Prince Welf Henry of Hanover was the fourth son of Ernest Augustus, Duke of Brunswick and his wife Princess Victoria Louise of Prussia, the only daughter of Wilhelm II, German Emperor and Augusta Viktoria of Schleswig-Holstein. The prince was known to his family as "Welfi."
Friedrich of Schleswig-Holstein-Sonderburg-Glücksburg was the third Duke of Schleswig-Holstein-Sonderburg-Glücksburg. Friedrich was the second-eldest son of Friedrich Wilhelm, Duke of Schleswig-Holstein-Sonderburg-Glücksburg and Princess Louise Caroline of Hesse-Kassel and an elder brother of Christian IX of Denmark. Friedrich inherited the title of Duke of Schleswig-Holstein-Sonderburg-Glücksburg upon his childless brother Karl's death on 14 October 1878.
Princess Adelheid of Schaumburg-Lippe was a member of the House of Schaumburg-Lippe and a Princess of Schaumburg-Lippe by birth. Through her marriage to Friedrich, Duke of Schleswig-Holstein-Sonderburg-Glücksburg, Adelheid was a sister-in-law of Christian IX of Denmark and Duchess consort of Schleswig-Holstein-Sonderburg-Glücksburg from 14 October 1878 to 27 November 1885.
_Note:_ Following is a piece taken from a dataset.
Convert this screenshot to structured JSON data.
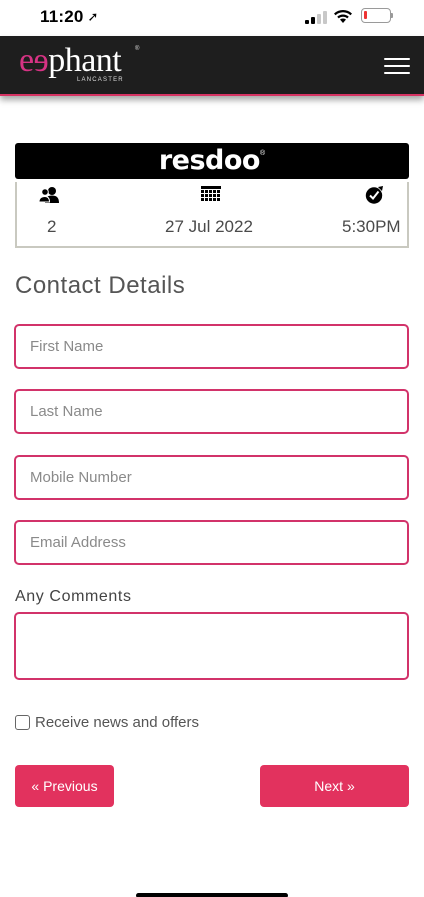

Prince Albert of Schleswig-Holstein-Sonderburg-Glücksburg was the fifth and youngest child of Friedrich, Duke of Schleswig-Holstein-Sonderburg-Glücksburg and his wife Princess Adelheid of Schaumburg-Lippe and was a nephew of Christian IX of Denmark. Albert was the grandfather of Ernst August, Prince of Hanover through his daughter Princess Ortrud of Schleswig-Holstein-Sonderburg-Glücksburg.
The grand-ducal family of Oldenburg is the junior most branch of the House of Holstein-Gottorp, the junior most branch of the House of Oldenburg. The law of succession of the family is agnatic primogeniture, allowing only males born out of an approved marriage and of a male line to succeed. The current head of the grand-ducal family of Oldenburg is Christian, styled as His Royal Highness The Duke of Oldenburg. The family ruled the Grand Duchy of Oldenburg until 1918, when the last Grand Duke, Frederick Augustus II, was forced to abdicate in the German Revolution.
Princess Caroline of Nassau-Usingen was the elder daughter of Karl Wilhelm, Prince of Nassau-Usingen, and wife of Landgrave Frederick of Hesse-Kassel.
Prince Christian of Hanover is a German noble, the younger son of Ernst August, Prince of Hanover, and his first wife, Chantal Hochuli. He is second in the line of succession to the former Hanoverian throne, after his elder brother, Prince Ernst August. As a descendant of Queen Victoria, through her daughter, Empress Frederick, Christian is also in the line of succession to the British throne.
The Principality of Waldeck and Pyrmont was abolished in 1918 during the German Revolution, following the defeat of the Central Powers in the First World War. The succession, as with most former states of the Holy Roman Empire, was semi-salic, with the nearest female kinswoman of the last male inheriting the crown upon extinction of the dynasty in the male line. The current pretender to the throne and head of the house is Wittekind, Prince of Waldeck and Pyrmont, grandson of Friedrich, the last ruling prince.
Events from the year 1819 in Germany.